On a ship scraping site it listed all 3 being sold for scrap.


#12

[QUOTE=ombugge;193781]

BTW: The two vessels were towed moored side by side, not on two separate towlines, or in line.[/QUOTE]

I have NEVER before heard of two vessels being towed in the open sea while moored alongside each other. No wonder they sunk. Why wouldn’t they? If true, I would consider this an intentional disposal at sea, not a tow to a ship breaker.


#13

[QUOTE=tugsailor;193804]I have NEVER before heard of two vessels being towed in the open sea while moored alongside each other. No wonder they sunk. Why wouldn’t they? If true, I would consider this an intentional disposal at sea, not a tow to a ship breaker.[/QUOTE]

Maybe this towmaster was out there trying to perfect the technique…

http://gcaptain.com/tandem-town-goes-south-in-us-gulf-of-mexico/


#14

Well now we know where the old deck officers from the Aviq are working.


#15

One reason for re flagging . Not many reputable class surveyors would pass that tow.
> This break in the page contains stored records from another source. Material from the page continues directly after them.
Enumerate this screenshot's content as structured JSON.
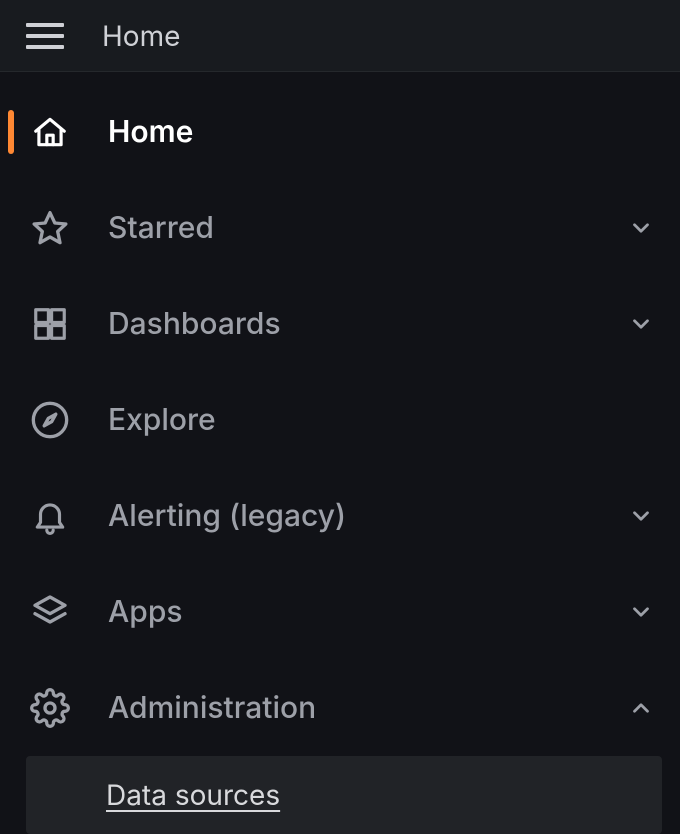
{
  "topbar": {
    "title": "Home"
  },
  "sidebar": {
    "items": [
      {
        "id": "home",
        "label": "Home",
        "icon": "home-icon",
        "active": true,
        "expandable": false
      },
      {
        "id": "starred",
        "label": "Starred",
        "icon": "star-icon",
        "active": false,
        "expandable": true,
        "expanded": false
      },
      {
        "id": "dashboards",
        "label": "Dashboards",
        "icon": "grid-icon",
        "active": false,
        "expandable": true,
        "expanded": false
      },
      {
        "id": "explore",
        "label": "Explore",
        "icon": "compass-icon",
        "active": false,
        "expandable": false
      },
      {
        "id": "alerting",
        "label": "Alerting (legacy)",
        "icon": "bell-icon",
        "active": false,
        "expandable": true,
        "expanded": false
      },
      {
        "id": "apps",
        "label": "Apps",
        "icon": "layers-icon",
        "active": false,
        "expandable": true,
        "expanded": false
      },
      {
        "id": "admin",
        "label": "Administration",
        "icon": "gear-icon",
        "active": false,
        "expandable": true,
        "expanded": true,
        "children": [
          {
            "id": "datasources",
            "label": "Data sources"
          }
        ]
      }
    ]
  },
  "colors": {
    "accent": "#ff8833",
    "bg": "#111217",
    "fg_muted": "#9da0a8",
    "fg": "#ffffff"
  }
}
Thing is I can’t see the reason for side by side. Must use more fuel.

Boats3


#16

[QUOTE=Steamer;193740]I think that should be “WSF ferries and [B]other[/B] idiot boaters.”

It does seem a bit peculiar that so many vessels under tow to the breakers never make it and most of them seem to sink in deep water.[/QUOTE]

Or on a beach in the Canary Islands. . .

      • Updated - - -

[QUOTE=Boats3;193809]One reason for re flagging . Not many reputable class surveyors would pass that tow. Thing is I can’t see the reason for side by side. Must use more fuel.

Boats3[/QUOTE]

Class Surveyors don’t get involved in Trip in Tow surveys. That said, I would be interested in seeing the Trip in Tow survey that WAS performed. . .


#17

[QUOTE=Boats3;193809]I can’t see the reason for side by side. [/QUOTE]

Do we know for certain that the tow was “side by side” and the few photos that show them that way were not taken while maneuvering out of confined waters before going tandem?


#18

[QUOTE=Steamer;193820]Do we know for certain that the tow was “side by side” and the few photos that show them that way were not taken while maneuvering out of confined waters before going tandem?[/QUOTE]

You have a point. I have only seen one picture of this towage, (in Maasmond Maritime - Shipping News Clippings #359 - 24.Dec.2016) which shows all three vessels while passing off the Dutch coast. In that picture the two towed vessels are side by side, but on a short towline. (Sorry, not able to copy or link to the picture)

The Battler has a triple drum Brattvaag winch with two towing drums side by side and would normally deploy both wires, one for each towed vessel in tandem tow.

      • Updated - - -

[QUOTE=cmakin;193816]
Class Surveyors don’t get involved in Trip in Tow surveys. That said, I would be interested in seeing the Trip in Tow survey that WAS performed. . .[/QUOTE]

You are right, with the exception that Noble Denton is now owned of DNV-GL, but not technically part of the Class Society. (Similar to ABS Marine Services)


#19

The tug ‘Maersk Battler’ is now underway from Gibraltar to Aliaga, the Turkish port and ship breaking yard.


#20

???
The couple times we did this on a very small scale it quickly became apparent it could only be done on millpond-flat water without damaging the towed vessels. When they get out of synch rolling or pitching the strain on the lines connecting them and the deck fittings was immense.

[QUOTE=tugsailor;193804]I have NEVER before heard of two vessels being towed in the open sea while moored alongside each other. No wonder they sunk. Why wouldn’t they? If true, I would consider this an intentional disposal at sea, not a tow to a ship breaker.[/QUOTE]